The task
Sort through the entries below and pull out lines containing the word "name".

Dataset excerpts:
****************************************

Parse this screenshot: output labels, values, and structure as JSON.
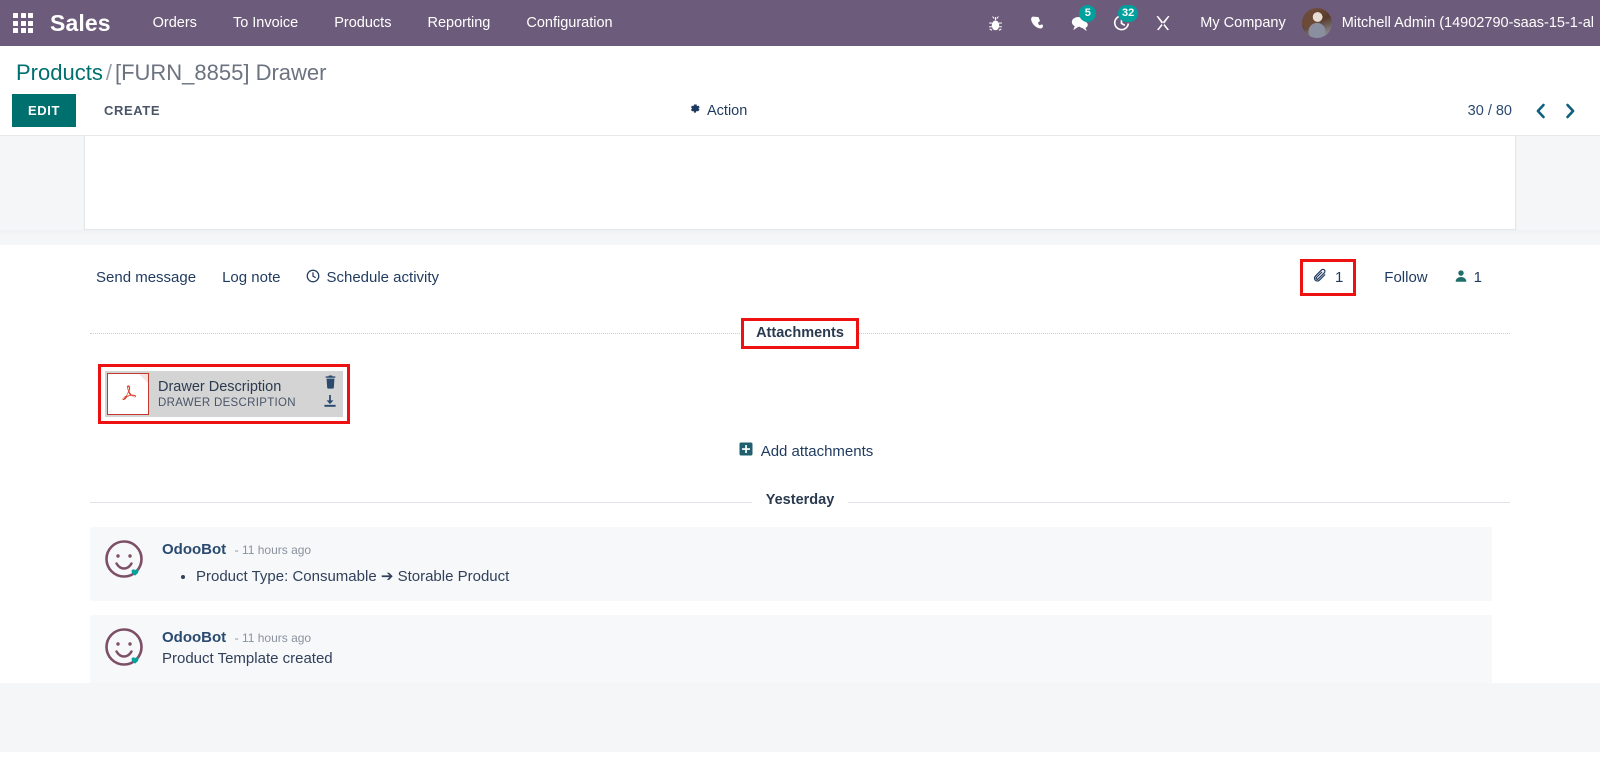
{
  "navbar": {
    "apps_icon": "apps-grid-icon",
    "brand": "Sales",
    "menu": [
      {
        "label": "Orders"
      },
      {
        "label": "To Invoice"
      },
      {
        "label": "Products"
      },
      {
        "label": "Reporting"
      },
      {
        "label": "Configuration"
      }
    ],
    "sys_icons": [
      {
        "name": "bug-icon",
        "badge": ""
      },
      {
        "name": "phone-icon",
        "badge": ""
      },
      {
        "name": "messages-icon",
        "badge": "5"
      },
      {
        "name": "activities-clock-icon",
        "badge": "32"
      },
      {
        "name": "tools-icon",
        "badge": ""
      }
    ],
    "company": "My Company",
    "user": "Mitchell Admin (14902790-saas-15-1-al"
  },
  "control_panel": {
    "breadcrumb_root": "Products",
    "breadcrumb_sep": "/",
    "breadcrumb_current": "[FURN_8855] Drawer",
    "edit_label": "EDIT",
    "create_label": "CREATE",
    "action_label": "Action",
    "action_icon": "gear-icon",
    "pager_count": "30 / 80",
    "pager_prev_icon": "chevron-left-icon",
    "pager_next_icon": "chevron-right-icon"
  },
  "chatter": {
    "send_message": "Send message",
    "log_note": "Log note",
    "schedule_activity": "Schedule activity",
    "schedule_icon": "clock-icon",
    "attachment_icon": "paperclip-icon",
    "attachment_count": "1",
    "follow_label": "Follow",
    "followers_icon": "user-icon",
    "followers_count": "1",
    "attachments_title": "Attachments",
    "add_attachments_label": "Add attachments",
    "add_attachments_icon": "plus-square-icon",
    "attachments": [
      {
        "name": "Drawer Description",
        "subtitle": "DRAWER DESCRIPTION",
        "file_type": "pdf",
        "delete_icon": "trash-icon",
        "download_icon": "download-icon"
      }
    ],
    "day_divider": "Yesterday",
    "messages": [
      {
        "author": "OdooBot",
        "time": "- 11 hours ago",
        "tracking": [
          "Product Type: Consumable ➔ Storable Product"
        ],
        "text": ""
      },
      {
        "author": "OdooBot",
        "time": "- 11 hours ago",
        "tracking": [],
        "text": "Product Template created"
      }
    ]
  },
  "colors": {
    "navbar_bg": "#6d5b7b",
    "primary": "#00706e",
    "badge": "#00a09d",
    "highlight": "#ee1111",
    "link": "#1f3a5f",
    "message_bg": "#f6f8fa"
  }
}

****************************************

Output
        "name": "bug-icon",
        "name": "phone-icon",
        "name": "messages-icon",
        "name": "activities-clock-icon",
        "name": "tools-icon",
        "name": "Drawer Description",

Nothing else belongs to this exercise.